What must be handed in is the entire listing, exactly as written, with no pictures.

══ SOURCE MATERIAL ══

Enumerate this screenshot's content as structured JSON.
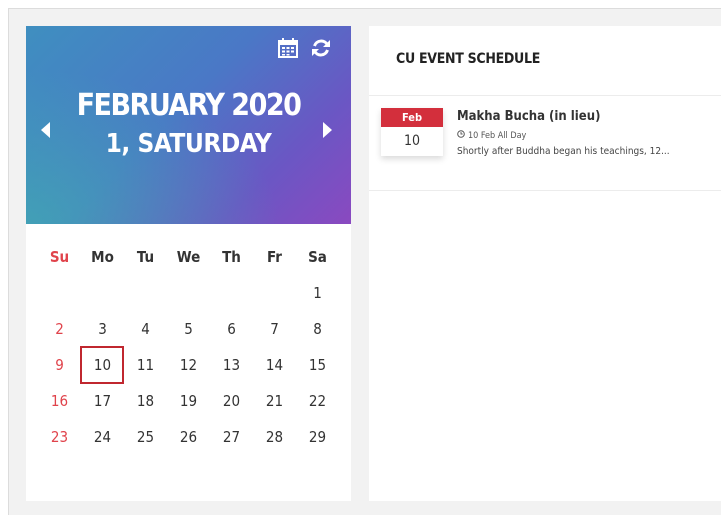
{
  "calendar": {
    "month_year": "FEBRUARY 2020",
    "selected_day_label": "1, SATURDAY",
    "weekdays": [
      "Su",
      "Mo",
      "Tu",
      "We",
      "Th",
      "Fr",
      "Sa"
    ],
    "weeks": [
      [
        "",
        "",
        "",
        "",
        "",
        "",
        "1"
      ],
      [
        "2",
        "3",
        "4",
        "5",
        "6",
        "7",
        "8"
      ],
      [
        "9",
        "10",
        "11",
        "12",
        "13",
        "14",
        "15"
      ],
      [
        "16",
        "17",
        "18",
        "19",
        "20",
        "21",
        "22"
      ],
      [
        "23",
        "24",
        "25",
        "26",
        "27",
        "28",
        "29"
      ]
    ],
    "highlighted_day": "10",
    "icons": [
      "calendar-icon",
      "refresh-icon",
      "chevron-left-icon",
      "chevron-right-icon"
    ]
  },
  "events": {
    "heading": "CU EVENT SCHEDULE",
    "items": [
      {
        "month": "Feb",
        "day": "10",
        "title": "Makha Bucha (in lieu)",
        "time": "10 Feb All Day",
        "description": "Shortly after Buddha began his teachings, 12..."
      }
    ]
  },
  "colors": {
    "accent_red": "#d32f3c",
    "sunday_red": "#e0434b",
    "gradient_start": "#3f8fc0",
    "gradient_end": "#8a49c0"
  }
}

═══

## ANSWER TO THE PROBLEM
Enumerate this screenshot's content as structured JSON.
{
  "calendar": {
    "month_year": "FEBRUARY 2020",
    "selected_day_label": "1, SATURDAY",
    "weekdays": [
      "Su",
      "Mo",
      "Tu",
      "We",
      "Th",
      "Fr",
      "Sa"
    ],
    "weeks": [
      [
        "",
        "",
        "",
        "",
        "",
        "",
        "1"
      ],
      [
        "2",
        "3",
        "4",
        "5",
        "6",
        "7",
        "8"
      ],
      [
        "9",
        "10",
        "11",
        "12",
        "13",
        "14",
        "15"
      ],
      [
        "16",
        "17",
        "18",
        "19",
        "20",
        "21",
        "22"
      ],
      [
        "23",
        "24",
        "25",
        "26",
        "27",
        "28",
        "29"
      ]
    ],
    "highlighted_day": "10",
    "icons": [
      "calendar-icon",
      "refresh-icon",
      "chevron-left-icon",
      "chevron-right-icon"
    ]
  },
  "events": {
    "heading": "CU EVENT SCHEDULE",
    "items": [
      {
        "month": "Feb",
        "day": "10",
        "title": "Makha Bucha (in lieu)",
        "time": "10 Feb All Day",
        "description": "Shortly after Buddha began his teachings, 12..."
      }
    ]
  },
  "colors": {
    "accent_red": "#d32f3c",
    "sunday_red": "#e0434b",
    "gradient_start": "#3f8fc0",
    "gradient_end": "#8a49c0"
  }
}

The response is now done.